*WHAT THE EXERCISE ASKS*: Reproduce every entry exactly, without alteration.

RECORDS FOR THE TASK START

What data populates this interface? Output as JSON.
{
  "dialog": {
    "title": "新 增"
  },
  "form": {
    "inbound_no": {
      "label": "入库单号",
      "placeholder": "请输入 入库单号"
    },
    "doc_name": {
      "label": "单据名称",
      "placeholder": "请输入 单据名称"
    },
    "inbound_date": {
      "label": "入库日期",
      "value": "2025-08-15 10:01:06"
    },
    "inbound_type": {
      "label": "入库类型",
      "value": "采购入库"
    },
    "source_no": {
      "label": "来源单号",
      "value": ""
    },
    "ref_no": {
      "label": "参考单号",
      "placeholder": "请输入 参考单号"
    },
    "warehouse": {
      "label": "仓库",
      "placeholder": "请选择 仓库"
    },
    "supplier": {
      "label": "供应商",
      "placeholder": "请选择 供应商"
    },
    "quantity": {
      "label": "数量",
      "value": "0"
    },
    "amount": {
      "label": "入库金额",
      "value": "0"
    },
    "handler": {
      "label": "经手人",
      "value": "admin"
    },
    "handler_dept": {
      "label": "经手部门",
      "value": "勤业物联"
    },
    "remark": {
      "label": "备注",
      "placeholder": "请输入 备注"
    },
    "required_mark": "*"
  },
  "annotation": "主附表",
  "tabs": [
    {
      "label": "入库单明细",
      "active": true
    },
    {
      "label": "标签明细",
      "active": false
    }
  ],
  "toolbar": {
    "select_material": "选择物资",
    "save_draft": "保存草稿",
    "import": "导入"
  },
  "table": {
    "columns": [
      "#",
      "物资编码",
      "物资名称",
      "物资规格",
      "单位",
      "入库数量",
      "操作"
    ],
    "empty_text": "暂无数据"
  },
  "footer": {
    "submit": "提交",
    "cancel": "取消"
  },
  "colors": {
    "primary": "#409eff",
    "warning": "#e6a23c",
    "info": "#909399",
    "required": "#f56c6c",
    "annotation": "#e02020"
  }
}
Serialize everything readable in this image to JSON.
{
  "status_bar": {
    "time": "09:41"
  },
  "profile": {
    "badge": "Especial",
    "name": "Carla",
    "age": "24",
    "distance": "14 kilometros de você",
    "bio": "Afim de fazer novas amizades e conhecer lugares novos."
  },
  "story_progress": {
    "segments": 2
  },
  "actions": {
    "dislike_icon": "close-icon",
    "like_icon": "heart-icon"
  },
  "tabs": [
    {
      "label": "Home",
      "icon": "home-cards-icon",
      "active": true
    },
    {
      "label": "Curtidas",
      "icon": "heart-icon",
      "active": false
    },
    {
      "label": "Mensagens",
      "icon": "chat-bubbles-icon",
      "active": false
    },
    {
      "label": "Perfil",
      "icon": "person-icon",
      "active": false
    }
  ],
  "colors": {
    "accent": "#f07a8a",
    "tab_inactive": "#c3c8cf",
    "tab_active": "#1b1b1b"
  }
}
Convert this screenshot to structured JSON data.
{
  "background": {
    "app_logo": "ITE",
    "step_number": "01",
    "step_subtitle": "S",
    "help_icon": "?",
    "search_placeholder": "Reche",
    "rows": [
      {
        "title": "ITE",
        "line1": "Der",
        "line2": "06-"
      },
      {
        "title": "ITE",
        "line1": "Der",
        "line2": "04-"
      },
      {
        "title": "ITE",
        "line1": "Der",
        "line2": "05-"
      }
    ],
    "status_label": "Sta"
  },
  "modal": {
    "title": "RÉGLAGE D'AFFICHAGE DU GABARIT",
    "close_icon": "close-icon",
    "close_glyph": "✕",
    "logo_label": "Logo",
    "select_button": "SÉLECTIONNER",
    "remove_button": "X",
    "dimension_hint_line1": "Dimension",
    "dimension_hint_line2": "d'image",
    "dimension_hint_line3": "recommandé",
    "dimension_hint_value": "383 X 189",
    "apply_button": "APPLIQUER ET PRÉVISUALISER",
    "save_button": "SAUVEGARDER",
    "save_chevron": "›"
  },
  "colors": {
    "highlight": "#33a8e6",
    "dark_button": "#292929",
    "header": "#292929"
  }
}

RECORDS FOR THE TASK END

*WRITTEN RESPONSE*:
What data populates this interface? Output as JSON.
{
  "dialog": {
    "title": "新 增"
  },
  "form": {
    "inbound_no": {
      "label": "入库单号",
      "placeholder": "请输入 入库单号"
    },
    "doc_name": {
      "label": "单据名称",
      "placeholder": "请输入 单据名称"
    },
    "inbound_date": {
      "label": "入库日期",
      "value": "2025-08-15 10:01:06"
    },
    "inbound_type": {
      "label": "入库类型",
      "value": "采购入库"
    },
    "source_no": {
      "label": "来源单号",
      "value": ""
    },
    "ref_no": {
      "label": "参考单号",
      "placeholder": "请输入 参考单号"
    },
    "warehouse": {
      "label": "仓库",
      "placeholder": "请选择 仓库"
    },
    "supplier": {
      "label": "供应商",
      "placeholder": "请选择 供应商"
    },
    "quantity": {
      "label": "数量",
      "value": "0"
    },
    "amount": {
      "label": "入库金额",
      "value": "0"
    },
    "handler": {
      "label": "经手人",
      "value": "admin"
    },
    "handler_dept": {
      "label": "经手部门",
      "value": "勤业物联"
    },
    "remark": {
      "label": "备注",
      "placeholder": "请输入 备注"
    },
    "required_mark": "*"
  },
  "annotation": "主附表",
  "tabs": [
    {
      "label": "入库单明细",
      "active": true
    },
    {
      "label": "标签明细",
      "active": false
    }
  ],
  "toolbar": {
    "select_material": "选择物资",
    "save_draft": "保存草稿",
    "import": "导入"
  },
  "table": {
    "columns": [
      "#",
      "物资编码",
      "物资名称",
      "物资规格",
      "单位",
      "入库数量",
      "操作"
    ],
    "empty_text": "暂无数据"
  },
  "footer": {
    "submit": "提交",
    "cancel": "取消"
  },
  "colors": {
    "primary": "#409eff",
    "warning": "#e6a23c",
    "info": "#909399",
    "required": "#f56c6c",
    "annotation": "#e02020"
  }
}
Serialize everything readable in this image to JSON.
{
  "status_bar": {
    "time": "09:41"
  },
  "profile": {
    "badge": "Especial",
    "name": "Carla",
    "age": "24",
    "distance": "14 kilometros de você",
    "bio": "Afim de fazer novas amizades e conhecer lugares novos."
  },
  "story_progress": {
    "segments": 2
  },
  "actions": {
    "dislike_icon": "close-icon",
    "like_icon": "heart-icon"
  },
  "tabs": [
    {
      "label": "Home",
      "icon": "home-cards-icon",
      "active": true
    },
    {
      "label": "Curtidas",
      "icon": "heart-icon",
      "active": false
    },
    {
      "label": "Mensagens",
      "icon": "chat-bubbles-icon",
      "active": false
    },
    {
      "label": "Perfil",
      "icon": "person-icon",
      "active": false
    }
  ],
  "colors": {
    "accent": "#f07a8a",
    "tab_inactive": "#c3c8cf",
    "tab_active": "#1b1b1b"
  }
}
Convert this screenshot to structured JSON data.
{
  "background": {
    "app_logo": "ITE",
    "step_number": "01",
    "step_subtitle": "S",
    "help_icon": "?",
    "search_placeholder": "Reche",
    "rows": [
      {
        "title": "ITE",
        "line1": "Der",
        "line2": "06-"
      },
      {
        "title": "ITE",
        "line1": "Der",
        "line2": "04-"
      },
      {
        "title": "ITE",
        "line1": "Der",
        "line2": "05-"
      }
    ],
    "status_label": "Sta"
  },
  "modal": {
    "title": "RÉGLAGE D'AFFICHAGE DU GABARIT",
    "close_icon": "close-icon",
    "close_glyph": "✕",
    "logo_label": "Logo",
    "select_button": "SÉLECTIONNER",
    "remove_button": "X",
    "dimension_hint_line1": "Dimension",
    "dimension_hint_line2": "d'image",
    "dimension_hint_line3": "recommandé",
    "dimension_hint_value": "383 X 189",
    "apply_button": "APPLIQUER ET PRÉVISUALISER",
    "save_button": "SAUVEGARDER",
    "save_chevron": "›"
  },
  "colors": {
    "highlight": "#33a8e6",
    "dark_button": "#292929",
    "header": "#292929"
  }
}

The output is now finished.